• **EXERCISE**:
Each line below that contains the word "JSON" must be copied.

• **GIVEN ENTRIES**:
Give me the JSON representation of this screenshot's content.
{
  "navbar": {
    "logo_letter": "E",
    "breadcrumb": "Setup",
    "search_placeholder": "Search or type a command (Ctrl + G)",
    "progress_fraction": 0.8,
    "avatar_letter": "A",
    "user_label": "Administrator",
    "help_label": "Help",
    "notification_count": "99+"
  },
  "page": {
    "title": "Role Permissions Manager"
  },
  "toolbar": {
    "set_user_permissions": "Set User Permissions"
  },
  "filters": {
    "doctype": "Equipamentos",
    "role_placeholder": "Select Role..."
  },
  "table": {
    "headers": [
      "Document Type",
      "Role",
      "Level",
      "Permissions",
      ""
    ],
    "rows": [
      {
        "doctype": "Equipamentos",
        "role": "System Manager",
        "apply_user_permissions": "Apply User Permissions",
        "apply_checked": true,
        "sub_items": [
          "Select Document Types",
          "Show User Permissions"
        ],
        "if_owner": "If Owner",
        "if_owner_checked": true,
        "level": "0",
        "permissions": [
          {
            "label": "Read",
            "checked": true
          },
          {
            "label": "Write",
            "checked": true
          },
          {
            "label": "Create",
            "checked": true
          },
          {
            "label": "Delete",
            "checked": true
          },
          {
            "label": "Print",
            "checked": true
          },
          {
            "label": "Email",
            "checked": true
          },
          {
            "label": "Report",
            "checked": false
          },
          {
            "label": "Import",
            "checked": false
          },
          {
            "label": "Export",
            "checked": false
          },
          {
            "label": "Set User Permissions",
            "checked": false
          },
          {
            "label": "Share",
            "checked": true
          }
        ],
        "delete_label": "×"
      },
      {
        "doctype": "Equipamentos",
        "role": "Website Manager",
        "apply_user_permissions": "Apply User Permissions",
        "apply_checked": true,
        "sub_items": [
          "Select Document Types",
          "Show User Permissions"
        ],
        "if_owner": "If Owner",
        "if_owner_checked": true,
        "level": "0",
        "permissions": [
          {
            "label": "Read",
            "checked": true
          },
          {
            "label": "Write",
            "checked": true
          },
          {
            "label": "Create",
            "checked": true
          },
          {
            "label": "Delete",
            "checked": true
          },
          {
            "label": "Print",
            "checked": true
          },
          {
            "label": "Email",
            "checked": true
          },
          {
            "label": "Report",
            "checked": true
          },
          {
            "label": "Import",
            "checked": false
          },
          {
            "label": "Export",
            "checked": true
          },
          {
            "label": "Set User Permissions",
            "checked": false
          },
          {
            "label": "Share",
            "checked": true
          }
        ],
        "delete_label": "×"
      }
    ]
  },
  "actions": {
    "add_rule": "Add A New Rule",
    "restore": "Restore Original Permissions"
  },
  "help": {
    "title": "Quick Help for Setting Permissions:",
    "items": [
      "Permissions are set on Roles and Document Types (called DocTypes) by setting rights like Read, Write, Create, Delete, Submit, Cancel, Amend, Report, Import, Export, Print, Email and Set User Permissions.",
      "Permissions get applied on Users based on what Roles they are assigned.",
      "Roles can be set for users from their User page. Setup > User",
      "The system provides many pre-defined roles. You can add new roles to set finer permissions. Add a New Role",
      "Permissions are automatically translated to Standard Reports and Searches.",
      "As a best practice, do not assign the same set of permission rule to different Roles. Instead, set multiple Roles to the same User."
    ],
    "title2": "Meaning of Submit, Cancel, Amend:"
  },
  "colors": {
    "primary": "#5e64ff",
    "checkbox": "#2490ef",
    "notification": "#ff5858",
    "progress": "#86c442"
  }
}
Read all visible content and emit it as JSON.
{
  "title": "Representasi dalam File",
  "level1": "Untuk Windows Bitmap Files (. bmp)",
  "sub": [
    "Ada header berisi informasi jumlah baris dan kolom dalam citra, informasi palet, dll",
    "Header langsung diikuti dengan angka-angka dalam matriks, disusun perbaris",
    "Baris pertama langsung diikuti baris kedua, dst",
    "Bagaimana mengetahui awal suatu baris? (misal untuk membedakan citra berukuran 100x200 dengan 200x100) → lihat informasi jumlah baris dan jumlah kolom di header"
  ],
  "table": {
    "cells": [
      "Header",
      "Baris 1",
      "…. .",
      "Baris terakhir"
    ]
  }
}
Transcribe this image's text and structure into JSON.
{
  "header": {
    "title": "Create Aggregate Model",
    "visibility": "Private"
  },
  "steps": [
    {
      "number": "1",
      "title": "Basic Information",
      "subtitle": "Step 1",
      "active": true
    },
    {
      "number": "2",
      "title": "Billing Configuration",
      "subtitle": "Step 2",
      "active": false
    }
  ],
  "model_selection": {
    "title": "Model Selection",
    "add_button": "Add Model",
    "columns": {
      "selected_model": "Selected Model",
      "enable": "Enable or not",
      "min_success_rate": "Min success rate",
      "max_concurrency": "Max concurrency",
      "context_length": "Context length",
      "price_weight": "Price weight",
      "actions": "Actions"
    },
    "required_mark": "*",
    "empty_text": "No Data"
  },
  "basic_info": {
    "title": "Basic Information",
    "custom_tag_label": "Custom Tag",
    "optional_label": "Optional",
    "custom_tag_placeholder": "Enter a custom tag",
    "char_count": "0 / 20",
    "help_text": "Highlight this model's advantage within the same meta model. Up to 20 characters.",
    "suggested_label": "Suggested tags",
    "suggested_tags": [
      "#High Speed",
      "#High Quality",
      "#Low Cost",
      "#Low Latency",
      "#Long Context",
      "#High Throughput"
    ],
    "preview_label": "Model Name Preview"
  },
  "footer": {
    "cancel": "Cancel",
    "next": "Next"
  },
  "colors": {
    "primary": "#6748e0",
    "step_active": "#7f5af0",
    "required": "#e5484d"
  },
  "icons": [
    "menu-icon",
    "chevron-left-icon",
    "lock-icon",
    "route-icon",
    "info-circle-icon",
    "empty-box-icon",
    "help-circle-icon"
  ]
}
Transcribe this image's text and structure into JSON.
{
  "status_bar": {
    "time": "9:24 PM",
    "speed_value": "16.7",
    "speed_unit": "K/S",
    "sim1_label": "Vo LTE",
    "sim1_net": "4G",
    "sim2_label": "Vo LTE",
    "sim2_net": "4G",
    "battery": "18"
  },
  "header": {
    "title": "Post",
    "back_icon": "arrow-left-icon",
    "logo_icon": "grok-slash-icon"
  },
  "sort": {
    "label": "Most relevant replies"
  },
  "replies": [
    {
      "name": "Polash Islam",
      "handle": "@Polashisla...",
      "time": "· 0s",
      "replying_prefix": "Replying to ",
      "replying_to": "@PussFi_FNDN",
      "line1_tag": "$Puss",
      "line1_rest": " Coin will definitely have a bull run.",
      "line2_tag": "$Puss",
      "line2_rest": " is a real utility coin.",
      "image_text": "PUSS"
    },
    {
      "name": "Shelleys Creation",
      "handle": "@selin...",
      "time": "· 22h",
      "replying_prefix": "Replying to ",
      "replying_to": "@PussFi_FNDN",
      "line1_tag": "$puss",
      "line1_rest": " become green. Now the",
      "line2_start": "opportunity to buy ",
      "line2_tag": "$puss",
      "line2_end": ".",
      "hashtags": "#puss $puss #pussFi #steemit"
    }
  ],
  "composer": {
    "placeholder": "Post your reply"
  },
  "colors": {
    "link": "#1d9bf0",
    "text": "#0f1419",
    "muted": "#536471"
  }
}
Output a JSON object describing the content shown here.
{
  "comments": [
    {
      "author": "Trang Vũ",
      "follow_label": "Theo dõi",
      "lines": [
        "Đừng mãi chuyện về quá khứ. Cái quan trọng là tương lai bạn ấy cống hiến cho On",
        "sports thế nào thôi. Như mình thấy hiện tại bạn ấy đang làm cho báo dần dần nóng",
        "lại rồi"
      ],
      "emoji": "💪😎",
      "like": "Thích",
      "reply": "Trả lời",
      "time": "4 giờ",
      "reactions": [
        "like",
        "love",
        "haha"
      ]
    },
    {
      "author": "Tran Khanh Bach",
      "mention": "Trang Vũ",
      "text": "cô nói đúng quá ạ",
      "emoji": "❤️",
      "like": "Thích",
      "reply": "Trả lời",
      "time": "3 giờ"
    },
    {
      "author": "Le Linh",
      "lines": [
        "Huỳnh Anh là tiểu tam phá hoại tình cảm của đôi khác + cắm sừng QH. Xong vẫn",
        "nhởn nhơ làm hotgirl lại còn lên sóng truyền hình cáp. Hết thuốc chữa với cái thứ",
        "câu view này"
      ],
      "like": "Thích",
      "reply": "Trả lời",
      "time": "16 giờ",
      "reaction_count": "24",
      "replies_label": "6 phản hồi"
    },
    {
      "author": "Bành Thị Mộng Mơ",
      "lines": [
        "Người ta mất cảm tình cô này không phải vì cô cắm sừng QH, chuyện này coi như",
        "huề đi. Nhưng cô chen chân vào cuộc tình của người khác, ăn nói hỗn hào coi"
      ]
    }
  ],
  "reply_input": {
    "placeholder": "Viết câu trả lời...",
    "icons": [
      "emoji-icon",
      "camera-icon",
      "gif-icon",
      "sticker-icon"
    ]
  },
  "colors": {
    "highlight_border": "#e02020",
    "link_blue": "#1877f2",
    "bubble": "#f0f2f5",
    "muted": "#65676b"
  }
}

• **ANSWER SECTION**:
Give me the JSON representation of this screenshot's content.
Read all visible content and emit it as JSON.
Transcribe this image's text and structure into JSON.
Transcribe this image's text and structure into JSON.
Output a JSON object describing the content shown here.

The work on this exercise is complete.